KeywordsVOCs BTEX Source apportionment Congested areas Residential–urban environment
The authors would like to thank the Ministry of Education for Research Grant FRGS/1/2013/STWN01/UKM/02/2. Many thanks to Universiti Kebangsaan Malaysia for Research University grants DIP-2014-005 and AP-2015-010. Special thanks to Dr Rose Norman for assistance with the proofreading of this manuscript.
- Barletta B, Meinardi S, Simpson IJ, Zou S, Rowland FS, Blake DR (2008) Ambient mixing ratios of nonmethane hydrocarbons (NMHCs) in two major urban centers of the Pearl River Delta (PRD) region: Guangzhou and Dongguan. Atmos Environ 42:4393–4408. doi: 10.1016/j.atmosenv.2008.01.028 CrossRefGoogle Scholar
- Blanchard CL, Tanenbaum S, Lawson DR (2008) Differences between weekday and weekend air pollutant levels in Atlanta; Baltimore; Chicago; Dallas-Fort Worth; Denver; Houston; New York; Phoenix; Washington, DC; and Surrounding Areas. J Air Waste Manag As 58:1598–1615. doi: 10.3155/1047-32220.127.116.118 CrossRefGoogle Scholar
- Draxler RR, Rolph GD (2014) HYSPLIT (HYbrid Single-Particle Lagrangian Integrated Trajectory), NOAA Air Resources Laboratory, College Park. http://www.arl.noaa.gov/HYSPLIT.php.
- Loreto F, Fares S (2013) Biogenic volatile organic compounds and their impacts on biosphere–atmosphere interactions. Climate Change, air pollution and global challenges: knowledge, understanding and perspectives from forest research, Elsevier Physical Sciences Series “Developments in Environmental Science” vol 13, pp 57–68Google Scholar
- Murphy BL, Morrison RD (2007) Introduction to environmental forensics. Academic Press, LondonGoogle Scholar
- Pandey K, Sahu L (2014) Emissions of volatile organic compounds from biomass burning sources and their ozone formation potential over India. Curr Sci 106:1270Google Scholar

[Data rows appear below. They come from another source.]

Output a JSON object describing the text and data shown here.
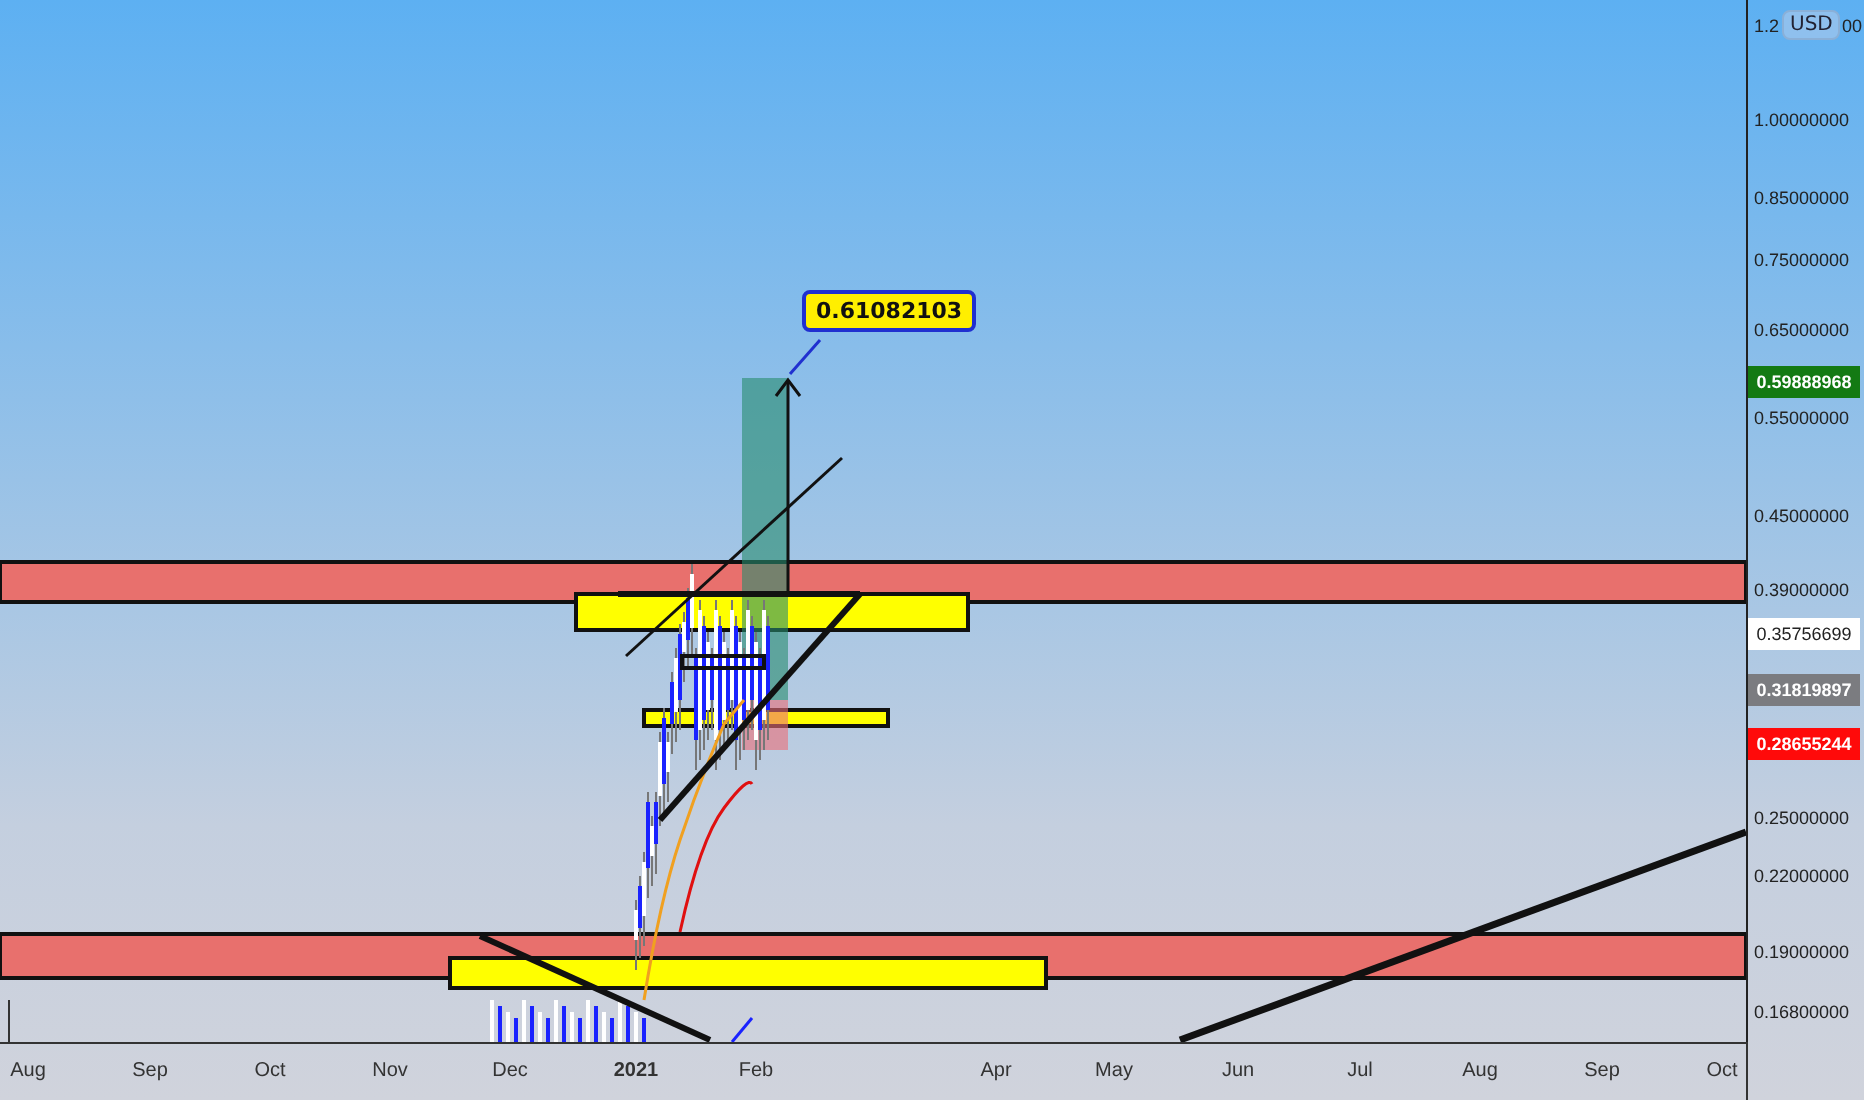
{
  "chart": {
    "target_callout": "0.61082103"
  },
  "price_axis": {
    "currency": "USD",
    "top_tick_parts": [
      "1.2",
      "00"
    ],
    "ticks": [
      "1.00000000",
      "0.85000000",
      "0.75000000",
      "0.65000000",
      "0.55000000",
      "0.45000000",
      "0.39000000",
      "0.25000000",
      "0.22000000",
      "0.19000000",
      "0.16800000"
    ],
    "labels": [
      {
        "text": "0.59888968",
        "kind": "target"
      },
      {
        "text": "0.35756699",
        "kind": "last"
      },
      {
        "text": "0.31819897",
        "kind": "entry"
      },
      {
        "text": "0.28655244",
        "kind": "stop"
      }
    ]
  },
  "time_axis": {
    "labels": [
      {
        "text": "Aug",
        "bold": false
      },
      {
        "text": "Sep",
        "bold": false
      },
      {
        "text": "Oct",
        "bold": false
      },
      {
        "text": "Nov",
        "bold": false
      },
      {
        "text": "Dec",
        "bold": false
      },
      {
        "text": "2021",
        "bold": true
      },
      {
        "text": "Feb",
        "bold": false
      },
      {
        "text": "Apr",
        "bold": false
      },
      {
        "text": "May",
        "bold": false
      },
      {
        "text": "Jun",
        "bold": false
      },
      {
        "text": "Jul",
        "bold": false
      },
      {
        "text": "Aug",
        "bold": false
      },
      {
        "text": "Sep",
        "bold": false
      },
      {
        "text": "Oct",
        "bold": false
      }
    ]
  }
}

- Sahu L (2012) Volatile organic compounds and their measurements in the troposphere. Curr Sci 102:1645–1649Google Scholar